  1. You're right. All businesses I know are already trying to do business everywhere they possibly can. How can being independent from a trading block give us an advantage that being part of one can't?


Post a Comment

Thanks for taking an interest.

Popular posts from this blog

Phillips screws - yes I'm angry about them too

Don't get me wrong. They're a brilliant invention to assist automation and prevent screwdrivers from slipping off screw heads - damaging furniture, paintwork and fingers in the process. Interestingly they weren't invented by Mr Phillips at all, but by a John P Thompson who sold Mr P the idea after failing to commercialise it. Mr P, on the otherhand, quickly succeeded where Mr T had failed. Incredible isn't it. You don't just need a good idea, you need a great salesman and, more importantly, perfect timing to make a success out of something new. Actually, it would seem, he did two clever things (apart from buying the rights). He gave the invention to GM to trial. No-brainer #1. After it was adopted by the great GM, instead of trying to become their sole supplier of Phillips screws, he sold licenses to every other screw manufacturer in the world. A little of a lot is worth a great deal more than a lot of a little + vulnerability (watch out Apple!). My gromble is abo

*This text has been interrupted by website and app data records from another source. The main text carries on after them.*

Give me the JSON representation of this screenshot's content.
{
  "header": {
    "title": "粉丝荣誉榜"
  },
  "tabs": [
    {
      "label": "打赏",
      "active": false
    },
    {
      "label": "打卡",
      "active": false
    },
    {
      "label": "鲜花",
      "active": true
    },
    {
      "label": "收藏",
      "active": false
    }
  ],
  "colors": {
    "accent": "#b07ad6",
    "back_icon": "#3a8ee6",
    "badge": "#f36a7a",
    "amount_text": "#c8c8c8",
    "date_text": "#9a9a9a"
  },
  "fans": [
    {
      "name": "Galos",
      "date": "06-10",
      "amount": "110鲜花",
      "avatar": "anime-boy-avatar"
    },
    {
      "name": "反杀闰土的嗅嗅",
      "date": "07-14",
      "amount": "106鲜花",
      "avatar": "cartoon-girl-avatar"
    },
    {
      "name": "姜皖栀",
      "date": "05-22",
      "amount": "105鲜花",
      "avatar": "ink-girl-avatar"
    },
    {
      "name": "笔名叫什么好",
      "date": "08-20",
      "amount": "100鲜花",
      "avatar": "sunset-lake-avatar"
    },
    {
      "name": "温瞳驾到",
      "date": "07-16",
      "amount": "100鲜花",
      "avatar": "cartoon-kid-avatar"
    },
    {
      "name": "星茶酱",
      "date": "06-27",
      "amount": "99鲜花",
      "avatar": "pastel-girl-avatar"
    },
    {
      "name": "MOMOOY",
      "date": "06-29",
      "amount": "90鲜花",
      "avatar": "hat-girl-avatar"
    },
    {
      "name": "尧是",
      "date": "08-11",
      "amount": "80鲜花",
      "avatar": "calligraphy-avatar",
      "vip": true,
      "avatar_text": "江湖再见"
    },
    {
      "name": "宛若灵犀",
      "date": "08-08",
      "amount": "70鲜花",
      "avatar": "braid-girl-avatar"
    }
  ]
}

Would we pay more for their stuff?

I'm confused. Brexiters argue the Germans, Italians and French will still want to sell us their cars, so continued free trade with the UK is in their best interests. But we'll have to negotiate this (with an EU unwilling to make leaving easy) by threatening to make their cars more expensive for British people to buy. We'll do this because WE need to make imports more expensive to try to restore our balance of payments. Are Brits prepared to pay more for their Audis, Fiats and Renaults in order to make British cars more appealing, or do Brexiters want to pay more in order to punish them for taxing our insurance and banking products? Either way, imports will cost more. While in the EU, we buy their cars because we like the choice and don't want our own government to tax them. Indeed it would be better for British car manufacturing if we went back to the good old days of being encouraged to buy cheaper British cars (made by foreign owned factories). Is that what Brexite

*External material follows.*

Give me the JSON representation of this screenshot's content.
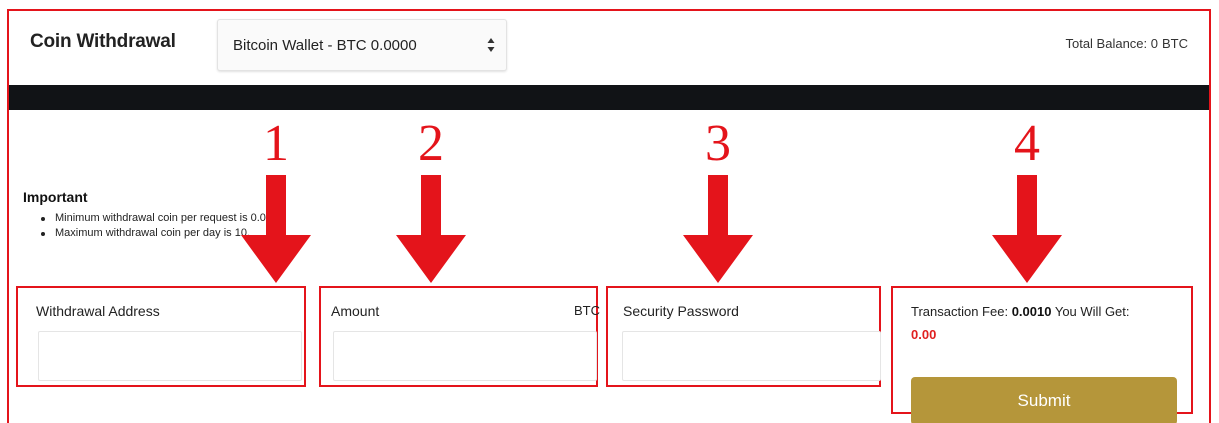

Addictions. Porn, Drugs, Alcohol and Sex. Don't prevent it, make it safer.

In 1926 New York, during Prohibition, 1,200 people were poisoned by whiskey containing small quantities of wood alcohol (methanol). Around 400 died, the rest were blinded. The methanol they drank was in the moonshine they had bought illegally. In fact it had been added by law to industrial ethanol in order to make it undrinkable. Prohibition existed to protect everyone from the 'evils of the demon drink'. However, people still wanted to enjoy alcohol. So bootleggers bought cheap industrial alcohol and attempted to distill it to remove the impurities the state had added, but the process wasn't regulated. The state was inadvertently responsible for the suffering - although it was easy for them to blame the bootleggers and to justify escalating the war. This didn't stop the bootleggers. In fact it forced them to become more violent to protect their operations, and even less cautious about their production standards. Volumes of illicit alcohol, and therefore proportionat